## WORK TO BE COMPLETED
Once the pictures are removed, restate the data below word for word.

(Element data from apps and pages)

▬▬▬

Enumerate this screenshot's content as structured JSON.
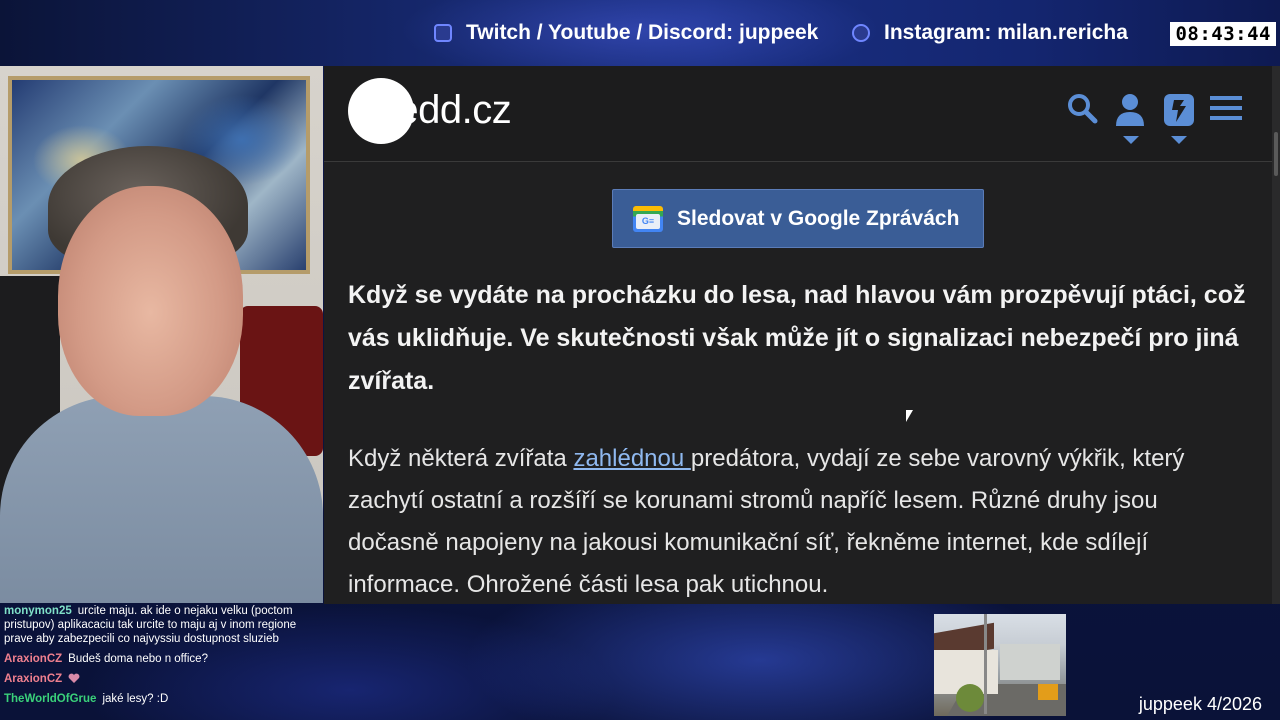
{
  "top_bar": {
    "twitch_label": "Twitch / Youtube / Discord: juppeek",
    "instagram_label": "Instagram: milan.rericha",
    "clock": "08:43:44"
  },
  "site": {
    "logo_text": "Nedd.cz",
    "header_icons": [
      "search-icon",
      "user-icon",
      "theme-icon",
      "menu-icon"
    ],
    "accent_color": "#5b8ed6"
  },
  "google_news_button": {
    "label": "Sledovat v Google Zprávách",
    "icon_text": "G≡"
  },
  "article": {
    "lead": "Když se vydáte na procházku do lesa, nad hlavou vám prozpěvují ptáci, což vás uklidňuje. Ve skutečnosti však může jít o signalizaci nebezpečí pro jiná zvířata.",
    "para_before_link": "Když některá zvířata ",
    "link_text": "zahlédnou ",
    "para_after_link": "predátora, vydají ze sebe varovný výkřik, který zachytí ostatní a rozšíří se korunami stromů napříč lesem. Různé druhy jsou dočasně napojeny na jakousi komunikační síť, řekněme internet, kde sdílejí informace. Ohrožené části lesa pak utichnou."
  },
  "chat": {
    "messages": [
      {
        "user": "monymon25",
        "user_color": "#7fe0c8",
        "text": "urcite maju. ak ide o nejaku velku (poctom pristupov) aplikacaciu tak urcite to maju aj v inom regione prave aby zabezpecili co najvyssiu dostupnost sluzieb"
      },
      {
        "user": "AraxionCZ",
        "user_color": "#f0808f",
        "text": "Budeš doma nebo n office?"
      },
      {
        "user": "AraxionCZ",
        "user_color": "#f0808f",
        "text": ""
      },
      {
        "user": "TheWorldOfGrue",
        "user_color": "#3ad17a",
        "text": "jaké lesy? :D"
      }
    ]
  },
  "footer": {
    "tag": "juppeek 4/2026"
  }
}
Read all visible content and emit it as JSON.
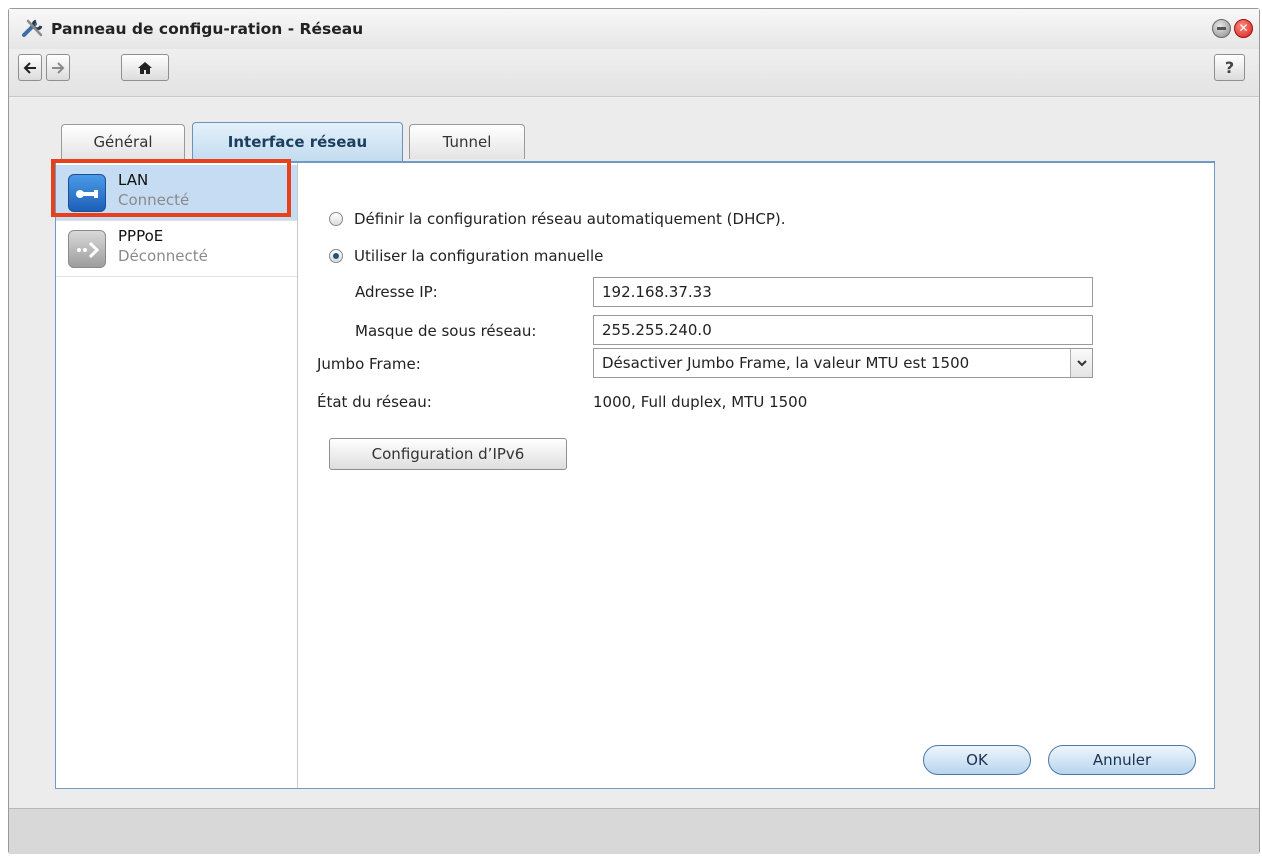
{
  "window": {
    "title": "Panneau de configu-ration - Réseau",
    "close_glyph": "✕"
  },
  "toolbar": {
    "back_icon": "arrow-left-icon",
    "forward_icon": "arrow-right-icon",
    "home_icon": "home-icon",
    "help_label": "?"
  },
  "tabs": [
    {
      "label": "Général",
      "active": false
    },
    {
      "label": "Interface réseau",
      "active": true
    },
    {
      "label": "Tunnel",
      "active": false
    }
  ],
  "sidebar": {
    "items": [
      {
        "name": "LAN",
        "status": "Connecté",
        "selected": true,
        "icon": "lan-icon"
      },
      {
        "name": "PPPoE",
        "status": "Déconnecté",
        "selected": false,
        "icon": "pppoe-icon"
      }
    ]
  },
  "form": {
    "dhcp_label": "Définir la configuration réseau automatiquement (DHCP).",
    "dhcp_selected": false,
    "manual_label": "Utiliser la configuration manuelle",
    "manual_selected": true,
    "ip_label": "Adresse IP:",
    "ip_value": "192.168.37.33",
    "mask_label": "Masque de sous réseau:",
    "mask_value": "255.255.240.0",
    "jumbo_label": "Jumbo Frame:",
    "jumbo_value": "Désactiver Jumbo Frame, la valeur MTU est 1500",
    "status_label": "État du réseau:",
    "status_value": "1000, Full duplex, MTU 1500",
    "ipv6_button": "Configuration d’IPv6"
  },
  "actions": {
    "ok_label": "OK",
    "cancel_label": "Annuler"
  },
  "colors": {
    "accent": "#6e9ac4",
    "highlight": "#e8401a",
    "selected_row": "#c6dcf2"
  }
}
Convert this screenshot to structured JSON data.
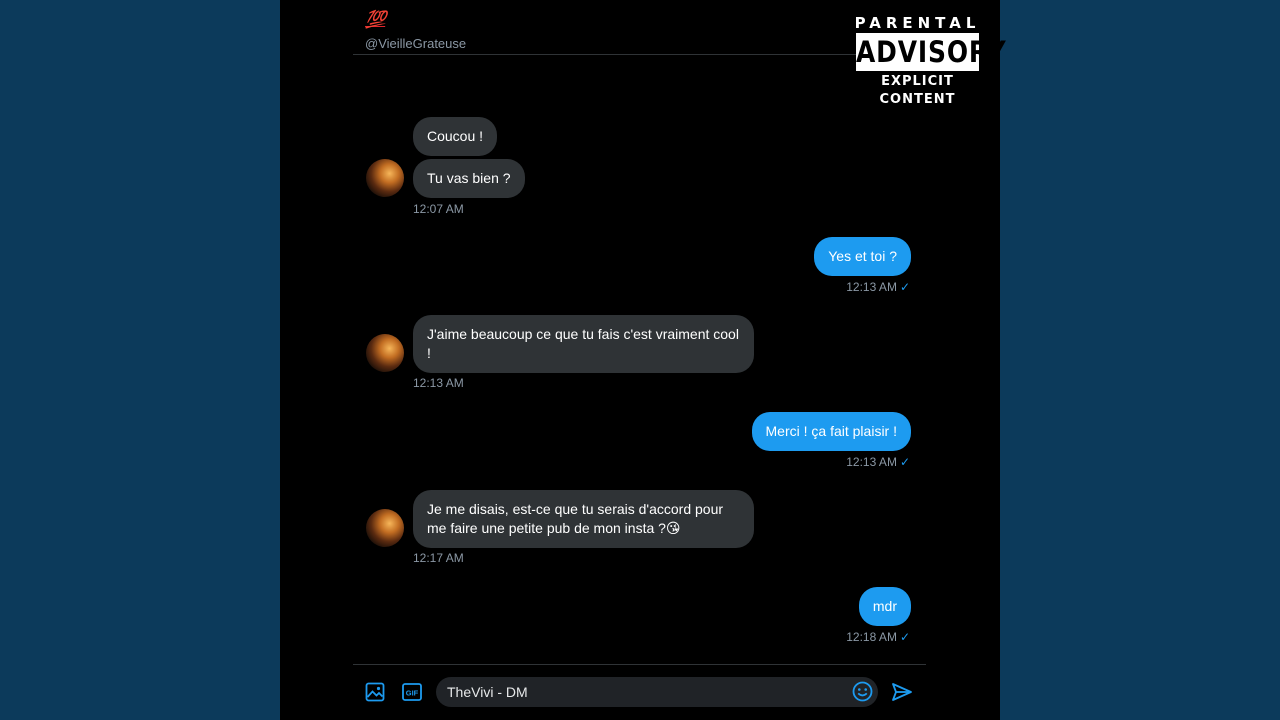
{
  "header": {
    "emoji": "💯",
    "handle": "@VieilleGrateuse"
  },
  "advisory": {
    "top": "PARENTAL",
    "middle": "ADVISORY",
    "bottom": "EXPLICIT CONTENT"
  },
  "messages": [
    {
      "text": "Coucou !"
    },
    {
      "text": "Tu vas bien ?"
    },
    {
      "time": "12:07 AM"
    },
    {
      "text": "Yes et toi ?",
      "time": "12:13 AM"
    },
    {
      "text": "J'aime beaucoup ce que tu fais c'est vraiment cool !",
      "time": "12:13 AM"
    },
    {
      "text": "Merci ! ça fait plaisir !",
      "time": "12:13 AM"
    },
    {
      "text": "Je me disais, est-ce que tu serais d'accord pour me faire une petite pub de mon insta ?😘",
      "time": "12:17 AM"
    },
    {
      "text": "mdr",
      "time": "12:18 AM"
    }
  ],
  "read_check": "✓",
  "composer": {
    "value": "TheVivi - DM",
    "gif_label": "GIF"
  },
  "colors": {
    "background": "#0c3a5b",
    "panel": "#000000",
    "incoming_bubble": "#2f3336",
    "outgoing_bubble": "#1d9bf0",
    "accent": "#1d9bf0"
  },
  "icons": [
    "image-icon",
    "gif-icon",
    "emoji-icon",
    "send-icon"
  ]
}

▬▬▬

## EXPECTED ANSWER
Enumerate this screenshot's content as structured JSON.
{
  "top_bar": {
    "twitch_label": "Twitch / Youtube / Discord: juppeek",
    "instagram_label": "Instagram: milan.rericha",
    "clock": "08:43:44"
  },
  "site": {
    "logo_text": "Nedd.cz",
    "header_icons": [
      "search-icon",
      "user-icon",
      "theme-icon",
      "menu-icon"
    ],
    "accent_color": "#5b8ed6"
  },
  "google_news_button": {
    "label": "Sledovat v Google Zprávách",
    "icon_text": "G≡"
  },
  "article": {
    "lead": "Když se vydáte na procházku do lesa, nad hlavou vám prozpěvují ptáci, což vás uklidňuje. Ve skutečnosti však může jít o signalizaci nebezpečí pro jiná zvířata.",
    "para_before_link": "Když některá zvířata ",
    "link_text": "zahlédnou ",
    "para_after_link": "predátora, vydají ze sebe varovný výkřik, který zachytí ostatní a rozšíří se korunami stromů napříč lesem. Různé druhy jsou dočasně napojeny na jakousi komunikační síť, řekněme internet, kde sdílejí informace. Ohrožené části lesa pak utichnou."
  },
  "chat": {
    "messages": [
      {
        "user": "monymon25",
        "user_color": "#7fe0c8",
        "text": "urcite maju. ak ide o nejaku velku (poctom pristupov) aplikacaciu tak urcite to maju aj v inom regione prave aby zabezpecili co najvyssiu dostupnost sluzieb"
      },
      {
        "user": "AraxionCZ",
        "user_color": "#f0808f",
        "text": "Budeš doma nebo n office?"
      },
      {
        "user": "AraxionCZ",
        "user_color": "#f0808f",
        "text": ""
      },
      {
        "user": "TheWorldOfGrue",
        "user_color": "#3ad17a",
        "text": "jaké lesy? :D"
      }
    ]
  },
  "footer": {
    "tag": "juppeek 4/2026"
  }
}
Read all visible content and emit it as JSON.
{
  "window": {
    "title": "Panneau de configu-ration - Réseau",
    "close_glyph": "✕"
  },
  "toolbar": {
    "back_icon": "arrow-left-icon",
    "forward_icon": "arrow-right-icon",
    "home_icon": "home-icon",
    "help_label": "?"
  },
  "tabs": [
    {
      "label": "Général",
      "active": false
    },
    {
      "label": "Interface réseau",
      "active": true
    },
    {
      "label": "Tunnel",
      "active": false
    }
  ],
  "sidebar": {
    "items": [
      {
        "name": "LAN",
        "status": "Connecté",
        "selected": true,
        "icon": "lan-icon"
      },
      {
        "name": "PPPoE",
        "status": "Déconnecté",
        "selected": false,
        "icon": "pppoe-icon"
      }
    ]
  },
  "form": {
    "dhcp_label": "Définir la configuration réseau automatiquement (DHCP).",
    "dhcp_selected": false,
    "manual_label": "Utiliser la configuration manuelle",
    "manual_selected": true,
    "ip_label": "Adresse IP:",
    "ip_value": "192.168.37.33",
    "mask_label": "Masque de sous réseau:",
    "mask_value": "255.255.240.0",
    "jumbo_label": "Jumbo Frame:",
    "jumbo_value": "Désactiver Jumbo Frame, la valeur MTU est 1500",
    "status_label": "État du réseau:",
    "status_value": "1000, Full duplex, MTU 1500",
    "ipv6_button": "Configuration d’IPv6"
  },
  "actions": {
    "ok_label": "OK",
    "cancel_label": "Annuler"
  },
  "colors": {
    "accent": "#6e9ac4",
    "highlight": "#e8401a",
    "selected_row": "#c6dcf2"
  }
}
Convert this screenshot to structured JSON data.
{
  "header": {
    "emoji": "💯",
    "handle": "@VieilleGrateuse"
  },
  "advisory": {
    "top": "PARENTAL",
    "middle": "ADVISORY",
    "bottom": "EXPLICIT CONTENT"
  },
  "messages": [
    {
      "text": "Coucou !"
    },
    {
      "text": "Tu vas bien ?"
    },
    {
      "time": "12:07 AM"
    },
    {
      "text": "Yes et toi ?",
      "time": "12:13 AM"
    },
    {
      "text": "J'aime beaucoup ce que tu fais c'est vraiment cool !",
      "time": "12:13 AM"
    },
    {
      "text": "Merci ! ça fait plaisir !",
      "time": "12:13 AM"
    },
    {
      "text": "Je me disais, est-ce que tu serais d'accord pour me faire une petite pub de mon insta ?😘",
      "time": "12:17 AM"
    },
    {
      "text": "mdr",
      "time": "12:18 AM"
    }
  ],
  "read_check": "✓",
  "composer": {
    "value": "TheVivi - DM",
    "gif_label": "GIF"
  },
  "colors": {
    "background": "#0c3a5b",
    "panel": "#000000",
    "incoming_bubble": "#2f3336",
    "outgoing_bubble": "#1d9bf0",
    "accent": "#1d9bf0"
  },
  "icons": [
    "image-icon",
    "gif-icon",
    "emoji-icon",
    "send-icon"
  ]
}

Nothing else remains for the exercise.